• WORK TO COMPLETE: Exclude all pictures from your copy of the data below, which should otherwise match exactly.

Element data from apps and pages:
------------------------------------------------
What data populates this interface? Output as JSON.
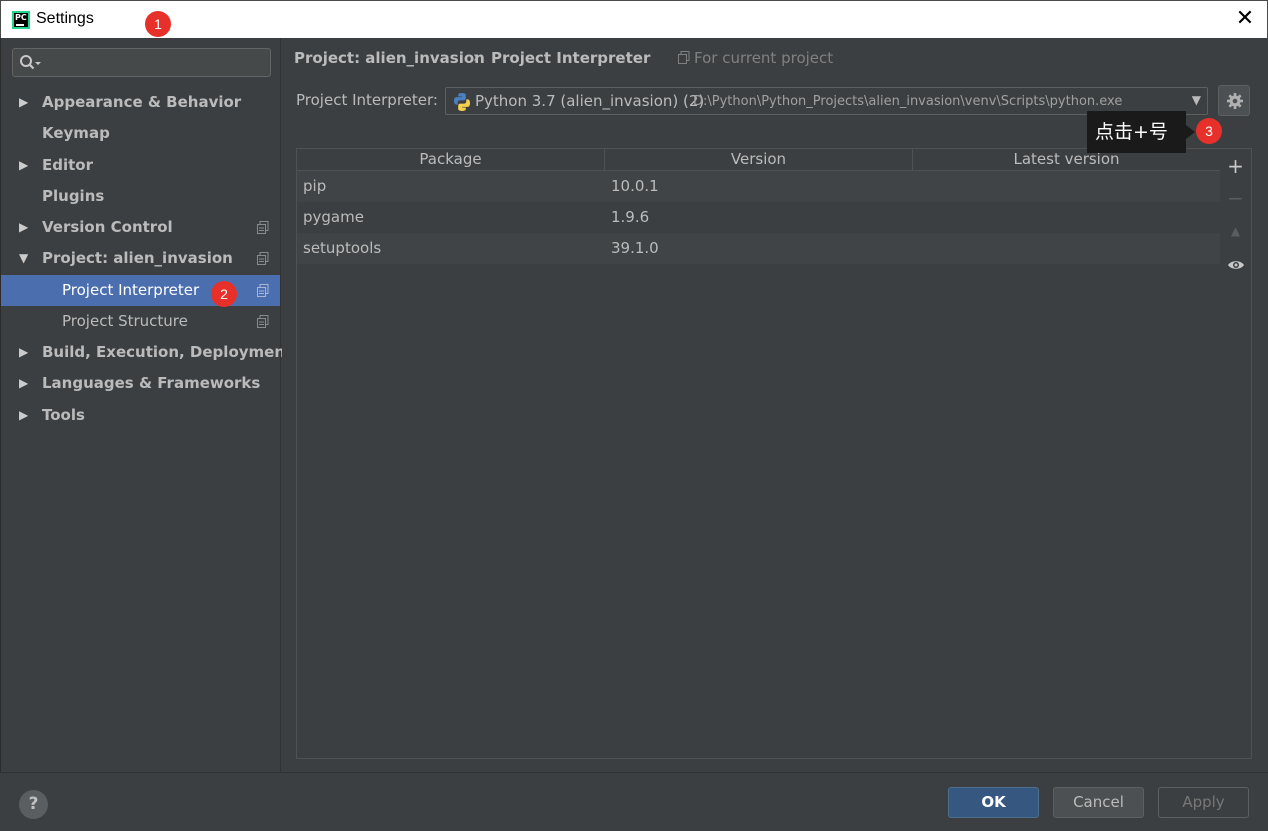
{
  "window": {
    "title": "Settings",
    "close_glyph": "✕",
    "app_icon_text": "PC"
  },
  "annotations": {
    "badge1": "1",
    "badge2": "2",
    "badge3": "3",
    "tooltip": "点击+号",
    "badge_color": "#e8302a"
  },
  "sidebar": {
    "search_placeholder": "",
    "items": [
      {
        "label": "Appearance & Behavior",
        "arrow": "▶"
      },
      {
        "label": "Keymap",
        "arrow": ""
      },
      {
        "label": "Editor",
        "arrow": "▶"
      },
      {
        "label": "Plugins",
        "arrow": ""
      },
      {
        "label": "Version Control",
        "arrow": "▶"
      },
      {
        "label": "Project: alien_invasion",
        "arrow": "▼"
      },
      {
        "label": "Project Interpreter",
        "arrow": ""
      },
      {
        "label": "Project Structure",
        "arrow": ""
      },
      {
        "label": "Build, Execution, Deployment",
        "arrow": "▶"
      },
      {
        "label": "Languages & Frameworks",
        "arrow": "▶"
      },
      {
        "label": "Tools",
        "arrow": "▶"
      }
    ]
  },
  "breadcrumb": {
    "project": "Project: alien_invasion",
    "separator": "›",
    "page": "Project Interpreter",
    "scope": "For current project"
  },
  "interpreter": {
    "label": "Project Interpreter:",
    "name": "Python 3.7 (alien_invasion) (2)",
    "path": "D:\\Python\\Python_Projects\\alien_invasion\\venv\\Scripts\\python.exe",
    "dropdown_arrow": "▼"
  },
  "packages": {
    "columns": [
      "Package",
      "Version",
      "Latest version"
    ],
    "rows": [
      {
        "package": "pip",
        "version": "10.0.1",
        "latest": ""
      },
      {
        "package": "pygame",
        "version": "1.9.6",
        "latest": ""
      },
      {
        "package": "setuptools",
        "version": "39.1.0",
        "latest": ""
      }
    ]
  },
  "toolbar": {
    "add": "+",
    "remove": "−",
    "upgrade": "▲"
  },
  "footer": {
    "help": "?",
    "ok": "OK",
    "cancel": "Cancel",
    "apply": "Apply"
  },
  "colors": {
    "accent_selected": "#4b6eaf",
    "ok_button": "#365880",
    "background": "#3c3f41"
  }
}
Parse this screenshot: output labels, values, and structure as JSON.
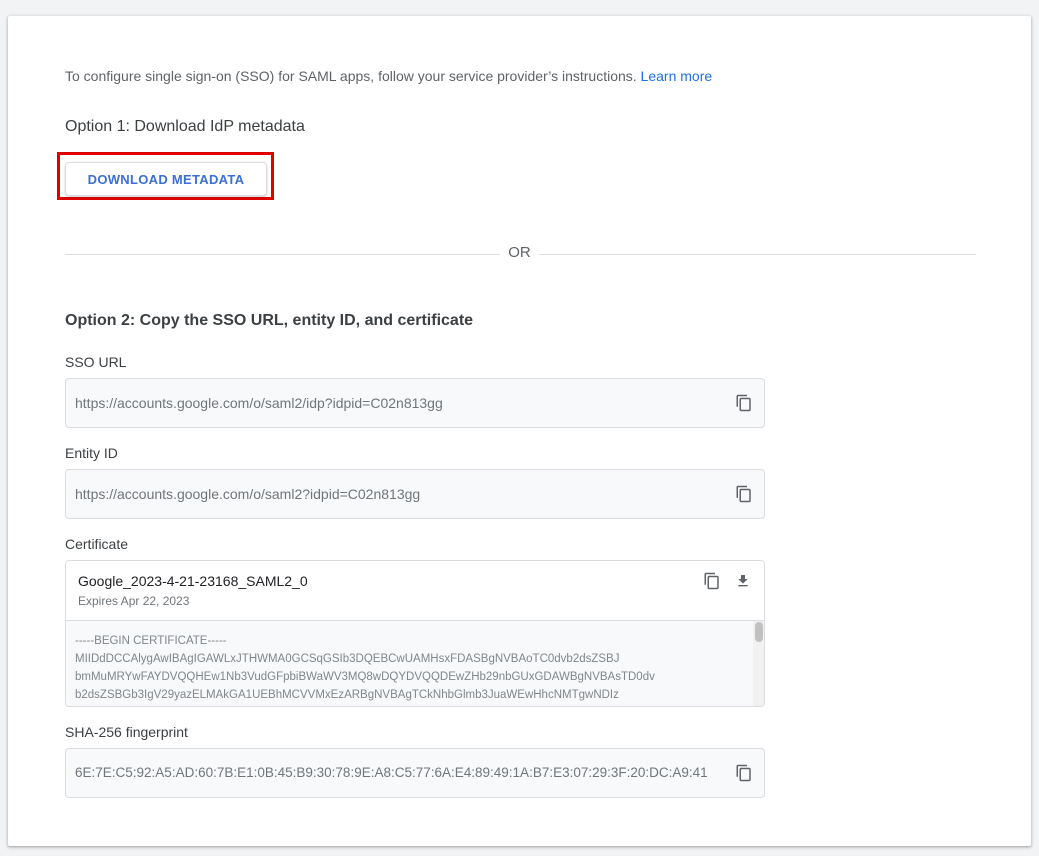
{
  "intro": {
    "text": "To configure single sign-on (SSO) for SAML apps, follow your service provider’s instructions.",
    "link": "Learn more"
  },
  "option1": {
    "heading": "Option 1: Download IdP metadata",
    "button_label": "DOWNLOAD METADATA"
  },
  "divider": {
    "label": "OR"
  },
  "option2": {
    "heading": "Option 2: Copy the SSO URL, entity ID, and certificate",
    "sso_url": {
      "label": "SSO URL",
      "value": "https://accounts.google.com/o/saml2/idp?idpid=C02n813gg"
    },
    "entity_id": {
      "label": "Entity ID",
      "value": "https://accounts.google.com/o/saml2?idpid=C02n813gg"
    },
    "certificate": {
      "label": "Certificate",
      "name": "Google_2023-4-21-23168_SAML2_0",
      "expires": "Expires Apr 22, 2023",
      "lines": [
        "-----BEGIN CERTIFICATE-----",
        "MIIDdDCCAlygAwIBAgIGAWLxJTHWMA0GCSqGSIb3DQEBCwUAMHsxFDASBgNVBAoTC0dvb2dsZSBJ",
        "bmMuMRYwFAYDVQQHEw1Nb3VudGFpbiBWaWV3MQ8wDQYDVQQDEwZHb29nbGUxGDAWBgNVBAsTD0dv",
        "b2dsZSBGb3IgV29yazELMAkGA1UEBhMCVVMxEzARBgNVBAgTCkNhbGlmb3JuaWEwHhcNMTgwNDIz"
      ]
    },
    "sha256": {
      "label": "SHA-256 fingerprint",
      "value": "6E:7E:C5:92:A5:AD:60:7B:E1:0B:45:B9:30:78:9E:A8:C5:77:6A:E4:89:49:1A:B7:E3:07:29:3F:20:DC:A9:41"
    }
  },
  "icons": {
    "copy": "copy-icon",
    "download": "download-icon"
  },
  "colors": {
    "link": "#1a73e8",
    "button_text": "#3b6fd6",
    "highlight": "#e00000"
  }
}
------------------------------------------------
• SOLUTION TO THIS EXERCISE:
What data populates this interface? Output as JSON.
{
  "window": {
    "title": "Settings",
    "close_glyph": "✕",
    "app_icon_text": "PC"
  },
  "annotations": {
    "badge1": "1",
    "badge2": "2",
    "badge3": "3",
    "tooltip": "点击+号",
    "badge_color": "#e8302a"
  },
  "sidebar": {
    "search_placeholder": "",
    "items": [
      {
        "label": "Appearance & Behavior",
        "arrow": "▶"
      },
      {
        "label": "Keymap",
        "arrow": ""
      },
      {
        "label": "Editor",
        "arrow": "▶"
      },
      {
        "label": "Plugins",
        "arrow": ""
      },
      {
        "label": "Version Control",
        "arrow": "▶"
      },
      {
        "label": "Project: alien_invasion",
        "arrow": "▼"
      },
      {
        "label": "Project Interpreter",
        "arrow": ""
      },
      {
        "label": "Project Structure",
        "arrow": ""
      },
      {
        "label": "Build, Execution, Deployment",
        "arrow": "▶"
      },
      {
        "label": "Languages & Frameworks",
        "arrow": "▶"
      },
      {
        "label": "Tools",
        "arrow": "▶"
      }
    ]
  },
  "breadcrumb": {
    "project": "Project: alien_invasion",
    "separator": "›",
    "page": "Project Interpreter",
    "scope": "For current project"
  },
  "interpreter": {
    "label": "Project Interpreter:",
    "name": "Python 3.7 (alien_invasion) (2)",
    "path": "D:\\Python\\Python_Projects\\alien_invasion\\venv\\Scripts\\python.exe",
    "dropdown_arrow": "▼"
  },
  "packages": {
    "columns": [
      "Package",
      "Version",
      "Latest version"
    ],
    "rows": [
      {
        "package": "pip",
        "version": "10.0.1",
        "latest": ""
      },
      {
        "package": "pygame",
        "version": "1.9.6",
        "latest": ""
      },
      {
        "package": "setuptools",
        "version": "39.1.0",
        "latest": ""
      }
    ]
  },
  "toolbar": {
    "add": "+",
    "remove": "−",
    "upgrade": "▲"
  },
  "footer": {
    "help": "?",
    "ok": "OK",
    "cancel": "Cancel",
    "apply": "Apply"
  },
  "colors": {
    "accent_selected": "#4b6eaf",
    "ok_button": "#365880",
    "background": "#3c3f41"
  }
}
Parse this screenshot: output labels, values, and structure as JSON.
{
  "intro": {
    "text": "To configure single sign-on (SSO) for SAML apps, follow your service provider’s instructions.",
    "link": "Learn more"
  },
  "option1": {
    "heading": "Option 1: Download IdP metadata",
    "button_label": "DOWNLOAD METADATA"
  },
  "divider": {
    "label": "OR"
  },
  "option2": {
    "heading": "Option 2: Copy the SSO URL, entity ID, and certificate",
    "sso_url": {
      "label": "SSO URL",
      "value": "https://accounts.google.com/o/saml2/idp?idpid=C02n813gg"
    },
    "entity_id": {
      "label": "Entity ID",
      "value": "https://accounts.google.com/o/saml2?idpid=C02n813gg"
    },
    "certificate": {
      "label": "Certificate",
      "name": "Google_2023-4-21-23168_SAML2_0",
      "expires": "Expires Apr 22, 2023",
      "lines": [
        "-----BEGIN CERTIFICATE-----",
        "MIIDdDCCAlygAwIBAgIGAWLxJTHWMA0GCSqGSIb3DQEBCwUAMHsxFDASBgNVBAoTC0dvb2dsZSBJ",
        "bmMuMRYwFAYDVQQHEw1Nb3VudGFpbiBWaWV3MQ8wDQYDVQQDEwZHb29nbGUxGDAWBgNVBAsTD0dv",
        "b2dsZSBGb3IgV29yazELMAkGA1UEBhMCVVMxEzARBgNVBAgTCkNhbGlmb3JuaWEwHhcNMTgwNDIz"
      ]
    },
    "sha256": {
      "label": "SHA-256 fingerprint",
      "value": "6E:7E:C5:92:A5:AD:60:7B:E1:0B:45:B9:30:78:9E:A8:C5:77:6A:E4:89:49:1A:B7:E3:07:29:3F:20:DC:A9:41"
    }
  },
  "icons": {
    "copy": "copy-icon",
    "download": "download-icon"
  },
  "colors": {
    "link": "#1a73e8",
    "button_text": "#3b6fd6",
    "highlight": "#e00000"
  }
}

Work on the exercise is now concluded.